Component data from apps and pages
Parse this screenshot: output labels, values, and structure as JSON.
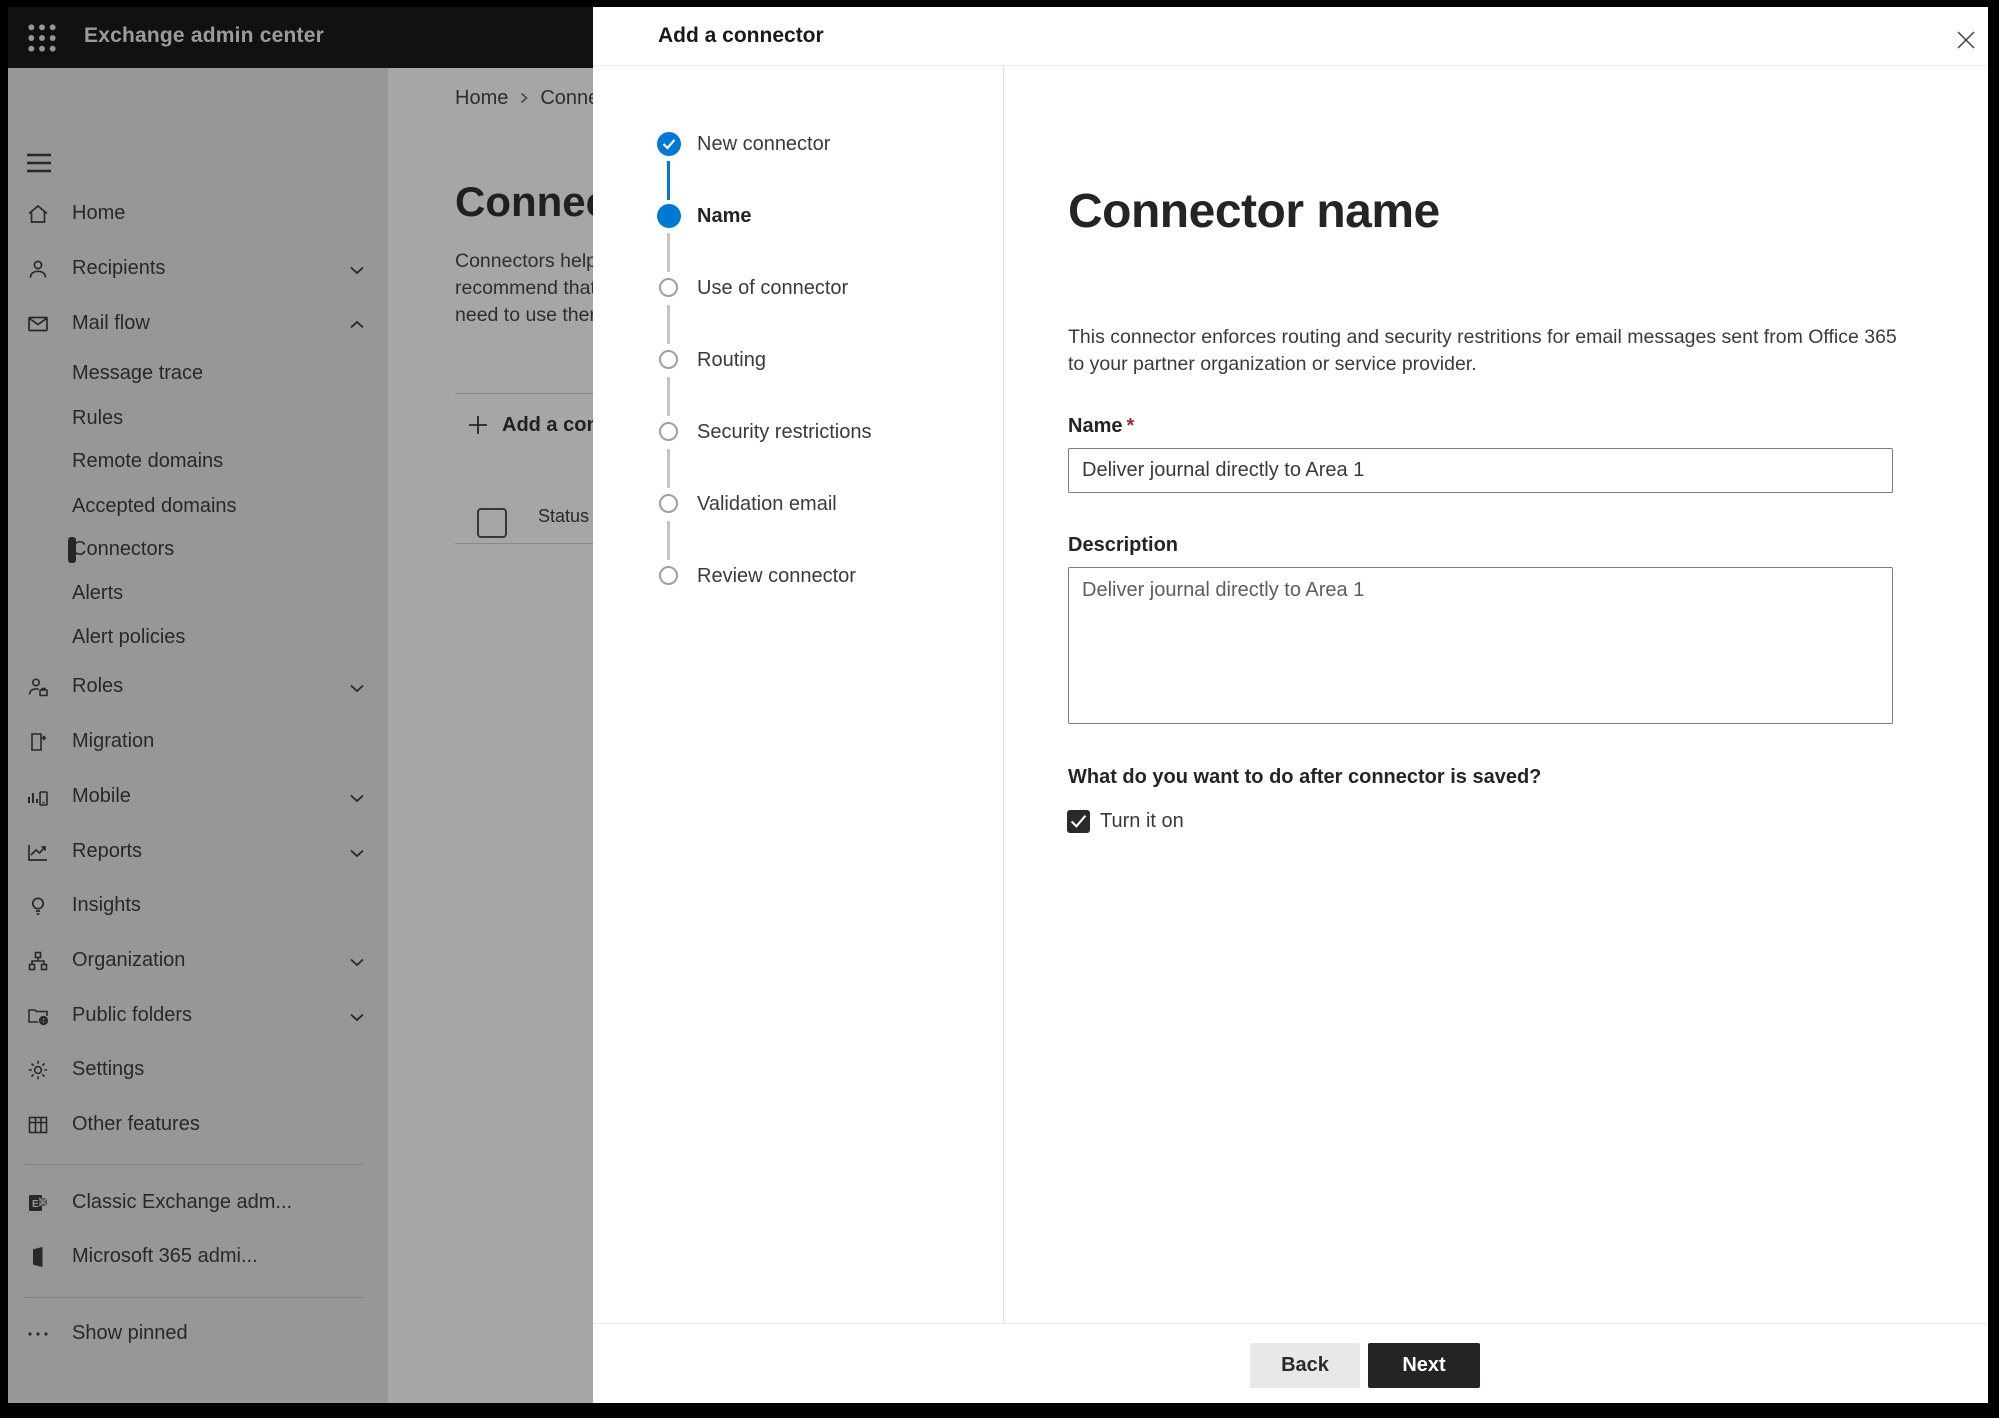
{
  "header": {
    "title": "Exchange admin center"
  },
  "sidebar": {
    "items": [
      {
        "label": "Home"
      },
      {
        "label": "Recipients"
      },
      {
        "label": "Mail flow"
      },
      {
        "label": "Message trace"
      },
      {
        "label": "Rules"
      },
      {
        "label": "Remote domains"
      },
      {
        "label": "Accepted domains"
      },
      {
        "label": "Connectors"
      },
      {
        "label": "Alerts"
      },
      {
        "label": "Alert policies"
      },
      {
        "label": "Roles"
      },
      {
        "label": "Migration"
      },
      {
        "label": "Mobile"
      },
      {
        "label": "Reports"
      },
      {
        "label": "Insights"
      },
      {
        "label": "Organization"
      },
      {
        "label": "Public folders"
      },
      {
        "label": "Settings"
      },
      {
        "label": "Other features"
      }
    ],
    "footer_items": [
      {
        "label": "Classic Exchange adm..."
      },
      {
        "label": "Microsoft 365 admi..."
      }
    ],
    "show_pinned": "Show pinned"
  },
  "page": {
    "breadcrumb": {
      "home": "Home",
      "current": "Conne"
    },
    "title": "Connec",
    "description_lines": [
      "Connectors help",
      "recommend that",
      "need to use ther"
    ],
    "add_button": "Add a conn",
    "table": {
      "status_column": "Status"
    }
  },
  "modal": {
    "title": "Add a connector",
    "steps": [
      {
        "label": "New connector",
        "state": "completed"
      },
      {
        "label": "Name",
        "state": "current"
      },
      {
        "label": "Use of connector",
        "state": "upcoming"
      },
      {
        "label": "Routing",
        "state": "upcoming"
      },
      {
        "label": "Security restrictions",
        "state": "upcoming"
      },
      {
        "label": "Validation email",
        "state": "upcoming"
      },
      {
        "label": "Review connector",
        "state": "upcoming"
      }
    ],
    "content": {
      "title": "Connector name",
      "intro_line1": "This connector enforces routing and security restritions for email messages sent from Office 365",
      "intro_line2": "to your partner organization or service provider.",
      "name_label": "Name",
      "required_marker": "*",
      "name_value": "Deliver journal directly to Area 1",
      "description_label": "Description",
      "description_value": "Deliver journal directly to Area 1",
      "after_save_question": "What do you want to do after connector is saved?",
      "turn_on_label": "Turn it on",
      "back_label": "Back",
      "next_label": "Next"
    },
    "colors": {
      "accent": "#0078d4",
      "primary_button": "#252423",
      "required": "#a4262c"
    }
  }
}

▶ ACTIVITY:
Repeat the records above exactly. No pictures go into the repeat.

▶ YOUR RESPONSE:
Parse this screenshot: output labels, values, and structure as JSON.
{
  "header": {
    "title": "Exchange admin center"
  },
  "sidebar": {
    "items": [
      {
        "label": "Home"
      },
      {
        "label": "Recipients"
      },
      {
        "label": "Mail flow"
      },
      {
        "label": "Message trace"
      },
      {
        "label": "Rules"
      },
      {
        "label": "Remote domains"
      },
      {
        "label": "Accepted domains"
      },
      {
        "label": "Connectors"
      },
      {
        "label": "Alerts"
      },
      {
        "label": "Alert policies"
      },
      {
        "label": "Roles"
      },
      {
        "label": "Migration"
      },
      {
        "label": "Mobile"
      },
      {
        "label": "Reports"
      },
      {
        "label": "Insights"
      },
      {
        "label": "Organization"
      },
      {
        "label": "Public folders"
      },
      {
        "label": "Settings"
      },
      {
        "label": "Other features"
      }
    ],
    "footer_items": [
      {
        "label": "Classic Exchange adm..."
      },
      {
        "label": "Microsoft 365 admi..."
      }
    ],
    "show_pinned": "Show pinned"
  },
  "page": {
    "breadcrumb": {
      "home": "Home",
      "current": "Conne"
    },
    "title": "Connec",
    "description_lines": [
      "Connectors help",
      "recommend that",
      "need to use ther"
    ],
    "add_button": "Add a conn",
    "table": {
      "status_column": "Status"
    }
  },
  "modal": {
    "title": "Add a connector",
    "steps": [
      {
        "label": "New connector",
        "state": "completed"
      },
      {
        "label": "Name",
        "state": "current"
      },
      {
        "label": "Use of connector",
        "state": "upcoming"
      },
      {
        "label": "Routing",
        "state": "upcoming"
      },
      {
        "label": "Security restrictions",
        "state": "upcoming"
      },
      {
        "label": "Validation email",
        "state": "upcoming"
      },
      {
        "label": "Review connector",
        "state": "upcoming"
      }
    ],
    "content": {
      "title": "Connector name",
      "intro_line1": "This connector enforces routing and security restritions for email messages sent from Office 365",
      "intro_line2": "to your partner organization or service provider.",
      "name_label": "Name",
      "required_marker": "*",
      "name_value": "Deliver journal directly to Area 1",
      "description_label": "Description",
      "description_value": "Deliver journal directly to Area 1",
      "after_save_question": "What do you want to do after connector is saved?",
      "turn_on_label": "Turn it on",
      "back_label": "Back",
      "next_label": "Next"
    },
    "colors": {
      "accent": "#0078d4",
      "primary_button": "#252423",
      "required": "#a4262c"
    }
  }
}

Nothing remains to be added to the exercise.